▶ _Your objective_: Wherever "States" appears in a line of the records below, count that line, and report only the number.

▶ _Dataset extract_:
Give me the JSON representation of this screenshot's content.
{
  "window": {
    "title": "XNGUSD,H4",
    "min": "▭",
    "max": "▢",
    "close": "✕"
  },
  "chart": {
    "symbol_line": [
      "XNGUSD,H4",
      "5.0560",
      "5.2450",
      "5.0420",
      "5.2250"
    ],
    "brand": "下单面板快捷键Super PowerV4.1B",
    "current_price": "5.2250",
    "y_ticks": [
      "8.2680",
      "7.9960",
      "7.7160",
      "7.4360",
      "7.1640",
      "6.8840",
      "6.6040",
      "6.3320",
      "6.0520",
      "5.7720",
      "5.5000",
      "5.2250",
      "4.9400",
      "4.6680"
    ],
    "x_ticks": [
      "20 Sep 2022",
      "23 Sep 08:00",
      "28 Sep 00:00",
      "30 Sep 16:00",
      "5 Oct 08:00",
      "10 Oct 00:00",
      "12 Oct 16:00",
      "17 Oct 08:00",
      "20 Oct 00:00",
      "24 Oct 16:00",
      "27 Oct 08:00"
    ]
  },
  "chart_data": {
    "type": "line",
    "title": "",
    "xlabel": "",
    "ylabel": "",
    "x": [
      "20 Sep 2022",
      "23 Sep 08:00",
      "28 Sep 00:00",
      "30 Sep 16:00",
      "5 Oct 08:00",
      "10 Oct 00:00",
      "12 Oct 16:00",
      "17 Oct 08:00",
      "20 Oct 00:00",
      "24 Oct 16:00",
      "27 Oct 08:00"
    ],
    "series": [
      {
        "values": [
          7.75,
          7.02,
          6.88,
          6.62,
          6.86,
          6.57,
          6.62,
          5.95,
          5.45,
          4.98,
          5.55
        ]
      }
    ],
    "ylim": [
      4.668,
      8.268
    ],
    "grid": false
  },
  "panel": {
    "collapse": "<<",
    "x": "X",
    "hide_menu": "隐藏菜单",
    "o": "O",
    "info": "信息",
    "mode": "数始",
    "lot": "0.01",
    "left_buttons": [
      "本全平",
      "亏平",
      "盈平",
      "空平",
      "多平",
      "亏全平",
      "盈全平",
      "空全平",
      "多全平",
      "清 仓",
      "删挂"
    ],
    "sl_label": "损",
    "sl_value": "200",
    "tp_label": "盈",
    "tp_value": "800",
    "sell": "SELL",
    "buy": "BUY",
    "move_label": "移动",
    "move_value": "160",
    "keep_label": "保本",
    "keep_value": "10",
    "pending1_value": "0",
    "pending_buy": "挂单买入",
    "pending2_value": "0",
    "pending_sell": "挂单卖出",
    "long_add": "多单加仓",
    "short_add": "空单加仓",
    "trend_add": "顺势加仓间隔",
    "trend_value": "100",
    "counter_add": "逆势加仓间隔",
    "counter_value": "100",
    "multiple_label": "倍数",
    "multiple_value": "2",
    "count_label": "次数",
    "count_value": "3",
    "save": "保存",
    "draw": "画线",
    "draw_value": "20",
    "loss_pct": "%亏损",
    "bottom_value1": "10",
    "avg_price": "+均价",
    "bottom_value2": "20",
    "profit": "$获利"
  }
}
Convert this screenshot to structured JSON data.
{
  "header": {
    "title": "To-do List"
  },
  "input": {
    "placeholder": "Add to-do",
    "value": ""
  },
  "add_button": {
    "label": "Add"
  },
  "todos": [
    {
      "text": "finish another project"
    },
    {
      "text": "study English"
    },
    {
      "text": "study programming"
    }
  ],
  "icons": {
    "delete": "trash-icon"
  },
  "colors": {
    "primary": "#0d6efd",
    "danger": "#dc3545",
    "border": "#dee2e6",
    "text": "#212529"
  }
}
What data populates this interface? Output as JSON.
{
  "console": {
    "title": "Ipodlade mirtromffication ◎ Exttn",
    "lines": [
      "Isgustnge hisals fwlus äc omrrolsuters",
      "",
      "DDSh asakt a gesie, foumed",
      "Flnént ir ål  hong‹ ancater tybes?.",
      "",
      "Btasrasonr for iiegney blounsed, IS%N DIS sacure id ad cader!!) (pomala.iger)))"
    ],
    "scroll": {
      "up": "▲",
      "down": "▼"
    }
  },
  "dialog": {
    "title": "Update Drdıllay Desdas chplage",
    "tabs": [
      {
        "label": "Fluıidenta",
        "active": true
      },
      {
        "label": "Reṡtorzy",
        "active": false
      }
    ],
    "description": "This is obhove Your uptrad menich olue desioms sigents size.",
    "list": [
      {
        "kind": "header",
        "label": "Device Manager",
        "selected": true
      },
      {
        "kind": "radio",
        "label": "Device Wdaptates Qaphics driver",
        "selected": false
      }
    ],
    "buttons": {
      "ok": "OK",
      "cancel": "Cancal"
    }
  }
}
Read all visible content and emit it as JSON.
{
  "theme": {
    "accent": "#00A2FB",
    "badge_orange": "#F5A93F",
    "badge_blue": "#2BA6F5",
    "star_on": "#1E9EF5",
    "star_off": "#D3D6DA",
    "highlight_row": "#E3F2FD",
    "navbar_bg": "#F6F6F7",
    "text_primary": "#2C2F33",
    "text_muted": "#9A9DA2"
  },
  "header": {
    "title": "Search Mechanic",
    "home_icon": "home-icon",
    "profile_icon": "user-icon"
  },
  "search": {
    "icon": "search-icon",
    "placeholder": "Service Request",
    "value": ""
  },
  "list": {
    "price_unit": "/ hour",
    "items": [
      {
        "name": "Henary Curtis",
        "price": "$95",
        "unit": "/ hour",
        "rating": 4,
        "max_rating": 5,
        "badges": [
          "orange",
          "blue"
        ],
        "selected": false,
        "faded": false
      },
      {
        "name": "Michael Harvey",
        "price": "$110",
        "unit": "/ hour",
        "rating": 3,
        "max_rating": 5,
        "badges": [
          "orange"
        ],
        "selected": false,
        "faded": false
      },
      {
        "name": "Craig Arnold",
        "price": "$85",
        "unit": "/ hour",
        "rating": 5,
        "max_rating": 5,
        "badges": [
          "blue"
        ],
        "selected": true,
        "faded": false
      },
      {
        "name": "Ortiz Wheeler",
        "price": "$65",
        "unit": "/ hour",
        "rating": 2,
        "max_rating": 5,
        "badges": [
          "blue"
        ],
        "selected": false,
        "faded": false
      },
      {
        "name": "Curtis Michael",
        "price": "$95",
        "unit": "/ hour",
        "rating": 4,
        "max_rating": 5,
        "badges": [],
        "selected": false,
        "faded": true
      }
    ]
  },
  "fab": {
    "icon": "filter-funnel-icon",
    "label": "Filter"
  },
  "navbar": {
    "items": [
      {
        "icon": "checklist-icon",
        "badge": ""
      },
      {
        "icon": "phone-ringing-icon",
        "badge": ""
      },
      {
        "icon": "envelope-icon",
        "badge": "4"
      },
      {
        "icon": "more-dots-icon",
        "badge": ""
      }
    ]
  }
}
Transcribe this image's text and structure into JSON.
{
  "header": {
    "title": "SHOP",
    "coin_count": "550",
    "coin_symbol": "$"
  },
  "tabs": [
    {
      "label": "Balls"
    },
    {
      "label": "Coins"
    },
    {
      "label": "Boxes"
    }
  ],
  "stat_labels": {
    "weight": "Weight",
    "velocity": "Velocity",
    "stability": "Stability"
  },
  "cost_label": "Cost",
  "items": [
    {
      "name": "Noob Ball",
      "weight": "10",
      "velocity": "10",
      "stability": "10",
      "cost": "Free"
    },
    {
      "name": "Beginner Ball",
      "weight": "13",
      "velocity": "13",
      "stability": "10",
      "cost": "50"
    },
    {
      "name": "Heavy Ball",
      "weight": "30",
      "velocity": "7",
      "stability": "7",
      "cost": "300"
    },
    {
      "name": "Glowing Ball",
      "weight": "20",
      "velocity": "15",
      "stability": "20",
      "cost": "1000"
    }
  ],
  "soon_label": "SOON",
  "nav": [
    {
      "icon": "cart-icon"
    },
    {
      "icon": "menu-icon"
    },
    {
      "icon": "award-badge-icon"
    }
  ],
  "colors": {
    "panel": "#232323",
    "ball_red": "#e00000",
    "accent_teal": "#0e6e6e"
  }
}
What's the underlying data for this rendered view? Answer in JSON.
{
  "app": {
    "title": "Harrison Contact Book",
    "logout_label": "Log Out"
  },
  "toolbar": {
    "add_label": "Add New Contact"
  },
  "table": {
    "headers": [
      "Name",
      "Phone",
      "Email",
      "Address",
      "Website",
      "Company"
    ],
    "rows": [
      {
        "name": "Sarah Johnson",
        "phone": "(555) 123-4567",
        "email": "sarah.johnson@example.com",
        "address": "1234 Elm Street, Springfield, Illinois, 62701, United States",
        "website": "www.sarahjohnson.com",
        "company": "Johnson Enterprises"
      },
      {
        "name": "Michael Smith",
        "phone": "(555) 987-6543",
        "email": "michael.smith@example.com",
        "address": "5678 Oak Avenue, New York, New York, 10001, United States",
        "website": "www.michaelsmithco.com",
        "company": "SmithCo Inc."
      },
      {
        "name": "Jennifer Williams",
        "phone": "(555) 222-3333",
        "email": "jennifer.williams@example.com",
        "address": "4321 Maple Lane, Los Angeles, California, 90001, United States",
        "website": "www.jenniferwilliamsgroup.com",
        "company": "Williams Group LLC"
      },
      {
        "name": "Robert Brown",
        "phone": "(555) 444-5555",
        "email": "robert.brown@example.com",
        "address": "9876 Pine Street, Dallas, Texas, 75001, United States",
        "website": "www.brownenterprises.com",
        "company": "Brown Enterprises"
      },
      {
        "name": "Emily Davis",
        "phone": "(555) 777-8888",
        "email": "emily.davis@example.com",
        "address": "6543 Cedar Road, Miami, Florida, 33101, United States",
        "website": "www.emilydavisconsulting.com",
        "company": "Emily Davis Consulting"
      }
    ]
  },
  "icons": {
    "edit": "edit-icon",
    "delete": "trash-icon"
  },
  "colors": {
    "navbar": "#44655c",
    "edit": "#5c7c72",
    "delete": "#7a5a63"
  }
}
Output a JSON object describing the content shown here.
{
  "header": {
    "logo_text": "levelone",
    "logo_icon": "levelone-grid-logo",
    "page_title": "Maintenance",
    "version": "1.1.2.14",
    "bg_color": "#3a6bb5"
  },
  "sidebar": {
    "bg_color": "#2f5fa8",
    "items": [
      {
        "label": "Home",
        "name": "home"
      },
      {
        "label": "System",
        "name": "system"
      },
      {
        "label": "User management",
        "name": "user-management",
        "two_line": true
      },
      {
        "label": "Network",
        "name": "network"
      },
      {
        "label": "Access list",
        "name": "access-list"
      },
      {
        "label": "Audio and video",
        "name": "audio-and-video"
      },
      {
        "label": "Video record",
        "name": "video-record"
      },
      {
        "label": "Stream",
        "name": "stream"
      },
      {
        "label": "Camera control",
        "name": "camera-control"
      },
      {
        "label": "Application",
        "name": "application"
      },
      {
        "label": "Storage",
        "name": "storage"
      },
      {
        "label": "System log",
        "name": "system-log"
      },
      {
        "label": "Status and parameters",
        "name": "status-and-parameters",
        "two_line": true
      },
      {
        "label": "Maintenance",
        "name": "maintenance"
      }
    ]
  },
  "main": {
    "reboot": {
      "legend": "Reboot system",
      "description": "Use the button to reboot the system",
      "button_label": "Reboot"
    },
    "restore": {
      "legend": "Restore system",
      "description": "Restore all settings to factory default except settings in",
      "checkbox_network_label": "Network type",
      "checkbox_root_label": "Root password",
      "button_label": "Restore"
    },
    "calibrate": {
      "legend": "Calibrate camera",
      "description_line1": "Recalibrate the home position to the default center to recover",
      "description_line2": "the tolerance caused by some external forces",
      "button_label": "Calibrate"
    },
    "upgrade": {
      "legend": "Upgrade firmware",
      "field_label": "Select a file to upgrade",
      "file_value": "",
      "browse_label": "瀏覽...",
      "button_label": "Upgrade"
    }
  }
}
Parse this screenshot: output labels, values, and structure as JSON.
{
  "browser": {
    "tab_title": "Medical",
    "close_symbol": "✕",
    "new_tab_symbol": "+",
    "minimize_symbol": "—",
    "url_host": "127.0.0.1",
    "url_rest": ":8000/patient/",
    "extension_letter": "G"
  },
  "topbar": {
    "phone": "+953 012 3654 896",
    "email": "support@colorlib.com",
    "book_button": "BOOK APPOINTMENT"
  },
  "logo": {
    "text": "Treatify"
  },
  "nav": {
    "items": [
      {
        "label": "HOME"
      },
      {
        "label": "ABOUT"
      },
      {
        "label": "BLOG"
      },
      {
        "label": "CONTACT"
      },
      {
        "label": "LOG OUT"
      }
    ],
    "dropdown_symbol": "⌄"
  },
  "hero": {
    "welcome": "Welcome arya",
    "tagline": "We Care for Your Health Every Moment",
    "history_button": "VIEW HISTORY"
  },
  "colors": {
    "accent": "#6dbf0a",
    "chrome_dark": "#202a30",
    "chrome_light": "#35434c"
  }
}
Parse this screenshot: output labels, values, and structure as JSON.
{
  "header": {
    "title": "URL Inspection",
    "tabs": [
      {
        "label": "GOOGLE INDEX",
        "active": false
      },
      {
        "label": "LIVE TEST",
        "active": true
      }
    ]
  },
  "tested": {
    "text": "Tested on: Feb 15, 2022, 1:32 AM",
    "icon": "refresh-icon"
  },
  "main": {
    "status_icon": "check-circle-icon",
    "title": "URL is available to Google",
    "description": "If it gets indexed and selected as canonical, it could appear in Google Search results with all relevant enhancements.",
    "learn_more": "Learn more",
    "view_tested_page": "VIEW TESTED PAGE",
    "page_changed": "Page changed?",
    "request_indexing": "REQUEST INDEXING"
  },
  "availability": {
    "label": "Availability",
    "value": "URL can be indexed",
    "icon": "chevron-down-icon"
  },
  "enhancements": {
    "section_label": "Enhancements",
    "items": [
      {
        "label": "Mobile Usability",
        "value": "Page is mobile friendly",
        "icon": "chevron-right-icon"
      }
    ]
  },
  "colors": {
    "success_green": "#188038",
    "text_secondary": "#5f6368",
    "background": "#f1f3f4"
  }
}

▶ _Written answer_: 5